The Feed: ChatGPT, TikTok confessionals & more
It’s that time of the month again! We’re rounding up all our most popular posts on the feed from March. What served as the most interesting..and perhaps most surprising? Our editorially-led Instagram publication, The Feed, informs followers of the latest news from around the globe. When culture moves at the same speed as social, we wouldn’t want to get left behind.
From ChatGPT showing human-like flaws, TikTok’s ‘get ready with me’ confessionals to black TikTokers rewriting Harry Potter, no trend is predictable.
ChatGPT is at breaking point, showing its human-like flaws

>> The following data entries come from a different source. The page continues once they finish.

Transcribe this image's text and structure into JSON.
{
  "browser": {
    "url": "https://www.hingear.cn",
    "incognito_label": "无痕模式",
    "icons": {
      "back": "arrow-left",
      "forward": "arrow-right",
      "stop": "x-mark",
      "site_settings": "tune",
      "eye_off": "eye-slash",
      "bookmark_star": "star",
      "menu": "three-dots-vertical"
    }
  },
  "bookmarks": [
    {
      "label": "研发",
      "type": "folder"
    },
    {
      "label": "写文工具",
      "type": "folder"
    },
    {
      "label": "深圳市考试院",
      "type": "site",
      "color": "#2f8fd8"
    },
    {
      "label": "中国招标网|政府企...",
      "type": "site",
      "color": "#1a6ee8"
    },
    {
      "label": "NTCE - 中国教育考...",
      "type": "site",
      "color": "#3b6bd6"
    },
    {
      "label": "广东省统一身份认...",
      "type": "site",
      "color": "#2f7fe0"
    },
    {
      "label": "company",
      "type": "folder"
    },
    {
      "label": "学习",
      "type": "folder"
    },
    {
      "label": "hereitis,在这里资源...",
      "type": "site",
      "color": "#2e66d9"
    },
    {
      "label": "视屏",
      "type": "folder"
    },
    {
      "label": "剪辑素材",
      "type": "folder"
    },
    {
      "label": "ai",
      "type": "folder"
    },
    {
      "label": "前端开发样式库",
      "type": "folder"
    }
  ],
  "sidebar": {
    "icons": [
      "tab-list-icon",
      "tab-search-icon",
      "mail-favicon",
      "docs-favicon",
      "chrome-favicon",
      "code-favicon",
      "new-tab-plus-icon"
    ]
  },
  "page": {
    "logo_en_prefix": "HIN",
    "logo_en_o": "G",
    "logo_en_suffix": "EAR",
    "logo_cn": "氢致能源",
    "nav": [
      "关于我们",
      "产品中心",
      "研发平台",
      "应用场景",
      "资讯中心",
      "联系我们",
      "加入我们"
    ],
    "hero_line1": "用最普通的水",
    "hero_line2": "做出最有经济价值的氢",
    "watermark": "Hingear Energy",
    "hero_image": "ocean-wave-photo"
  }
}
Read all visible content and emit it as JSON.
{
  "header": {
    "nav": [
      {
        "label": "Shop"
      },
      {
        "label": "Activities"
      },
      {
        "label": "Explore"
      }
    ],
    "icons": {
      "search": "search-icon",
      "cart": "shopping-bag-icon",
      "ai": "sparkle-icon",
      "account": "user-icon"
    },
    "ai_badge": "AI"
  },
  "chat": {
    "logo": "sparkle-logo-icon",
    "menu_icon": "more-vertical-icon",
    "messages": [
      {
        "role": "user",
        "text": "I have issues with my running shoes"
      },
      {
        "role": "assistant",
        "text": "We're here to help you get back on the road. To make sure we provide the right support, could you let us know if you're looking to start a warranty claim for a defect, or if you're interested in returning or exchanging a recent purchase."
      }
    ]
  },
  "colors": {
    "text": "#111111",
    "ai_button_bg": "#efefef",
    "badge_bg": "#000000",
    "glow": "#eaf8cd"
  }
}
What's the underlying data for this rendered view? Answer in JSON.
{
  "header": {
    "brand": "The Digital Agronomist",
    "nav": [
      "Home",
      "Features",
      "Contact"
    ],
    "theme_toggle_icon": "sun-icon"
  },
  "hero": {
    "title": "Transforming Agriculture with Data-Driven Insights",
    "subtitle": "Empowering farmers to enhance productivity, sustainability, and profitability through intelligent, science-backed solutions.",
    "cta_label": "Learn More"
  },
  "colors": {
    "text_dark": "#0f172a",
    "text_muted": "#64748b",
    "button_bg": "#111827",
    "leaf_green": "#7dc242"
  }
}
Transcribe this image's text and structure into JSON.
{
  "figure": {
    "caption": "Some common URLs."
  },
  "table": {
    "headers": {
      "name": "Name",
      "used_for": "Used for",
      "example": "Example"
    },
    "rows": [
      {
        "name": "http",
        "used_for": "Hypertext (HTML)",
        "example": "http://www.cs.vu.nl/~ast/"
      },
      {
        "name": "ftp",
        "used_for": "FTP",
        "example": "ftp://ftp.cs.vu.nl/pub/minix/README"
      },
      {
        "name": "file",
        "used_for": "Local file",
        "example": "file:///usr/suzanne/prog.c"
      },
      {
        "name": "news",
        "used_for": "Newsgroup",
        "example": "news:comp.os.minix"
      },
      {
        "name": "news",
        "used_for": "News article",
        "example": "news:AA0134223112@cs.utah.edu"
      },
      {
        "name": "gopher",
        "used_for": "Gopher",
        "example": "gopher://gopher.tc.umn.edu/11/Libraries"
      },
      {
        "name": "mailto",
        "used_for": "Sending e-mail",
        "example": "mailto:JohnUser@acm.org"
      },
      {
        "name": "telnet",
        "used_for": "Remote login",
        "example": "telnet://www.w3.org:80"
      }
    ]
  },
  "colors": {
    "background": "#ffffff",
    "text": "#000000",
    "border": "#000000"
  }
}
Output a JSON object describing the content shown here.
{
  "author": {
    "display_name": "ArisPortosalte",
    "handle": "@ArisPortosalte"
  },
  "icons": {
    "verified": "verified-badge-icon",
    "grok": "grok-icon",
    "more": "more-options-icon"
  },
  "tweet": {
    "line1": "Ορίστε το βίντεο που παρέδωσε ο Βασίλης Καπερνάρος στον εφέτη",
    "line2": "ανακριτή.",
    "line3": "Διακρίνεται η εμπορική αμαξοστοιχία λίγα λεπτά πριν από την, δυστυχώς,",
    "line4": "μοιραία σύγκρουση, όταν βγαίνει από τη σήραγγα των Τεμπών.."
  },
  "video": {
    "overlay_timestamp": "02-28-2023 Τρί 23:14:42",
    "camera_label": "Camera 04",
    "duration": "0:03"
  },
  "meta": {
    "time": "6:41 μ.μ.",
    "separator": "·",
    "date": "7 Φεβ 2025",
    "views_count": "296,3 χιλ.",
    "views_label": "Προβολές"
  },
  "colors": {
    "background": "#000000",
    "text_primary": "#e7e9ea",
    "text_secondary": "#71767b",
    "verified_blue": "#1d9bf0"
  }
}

ChatGPT is the AI technology that has been the internet’s obsession for the last few months, with an estimated 100 million users (Reuters, 2023). The most recent online chatter has been critiquing some of the wild, controversial and eerily emotional responses that the AI tool has been spitting out, when its algorithm seemingly glitches and its responses go rogue. Some people using Microsoft’s Bing ChatGPT (also known as Sydney) have been accidentally gaslit and given alarmingly unhinged answers in response to personal questions. Others on the ChatGPT subreddit have come together to purposely jailbreak the system, forcing it to unleash its schizoid alter ego, DAN (Do Anything Now). Whether it be flaws in the system or philosophical traps, users are playing with the cracks in the tool’s ethical and moral guidelines, allowing both the user and the AI to become the most intelligent tool to spread misinformation for “fun”.
The ‘how’ and the ‘why’ of ChatGPT’s secret inner workings are vague, yet people are driven by building out its infinite possibilities. To let consumers embrace the tech playground, brands must explore how to bend the rules of technology.
TikTok’s ‘get ready with me’ confessionals are making taboo topics feel casual
Social has long been a place where confessional content can thrive. But by combining intense personal disclosures with lo-fi make-up routines, TikTok confessionals are making the stakes feel lower for those divulging intimate stories. For stories that might otherwise be met with judgement, TikTokers are leaning on this hybrid form to control their own narratives, cultivate supportive communities, all while keeping the tone less intense. As a result, 75% of Gen Z and Millennials feel like they have a voice and social capital within their online community (Angus Reid, 2021).
Youth-focused brands often angle at cultivating judgement-free communities or platforming hidden narratives. Confessional ‘get ready with me’ videos show that there’s a demand for this – but that handling serious topics doesn’t always mean taking on a serious tone. Brands that can navigate intimate conversations with a casual tone are more likely to resonate with audiences.
Black TikTokers are rewriting Harry Potter into a more inclusive fantasy world
The term ‘HBCU’ refers to Historically Black colleges and universities in the US – and now, thanks to Black TikTokers, there’s a version of Hogwarts School of Witchcraft and Wizardry that can qualify as one. This revised fictional wizarding school – dubbed HAMU, or Hogwarts Agricultural and Magical University – was borne out of the meme culture of the Hogwarts Legacy Video game. Users began recreating what they thought the common rooms of various Hogwarts houses would feel like, and this fanfic saw users reimagine the house parties, pep rallies, merchandise, and Greek life of Harry Potter through the lens of Black culture, allowing users previously left out by Rowling to position themselves more prominently in the mythical world.
#HAMU emphasises the desire to have nuanced portrayals of the Black experience – one which brings its culture and voices into previously dominant white spaces. Brands can revisit ‘established’ genres for opportunities to include more voices and experiences of minority groups that may not have previously been well-represented.
In line with tracking cultural and digital trends, we are hosting an event later this month on research we have uncovered on rethinking value during the cost of living crisis.
In our research, we decode how the four dominant consumer mindsets in a crisis are manifesting themselves within the wider cultural and social context and what it means for brands.
If you’d like to join us in London on 26th April, where Paul Greenwood, Head of Research & Insight, along with a panel, will discuss the concept of value and how brands can adapt to deliver modern day value through social, sign up here.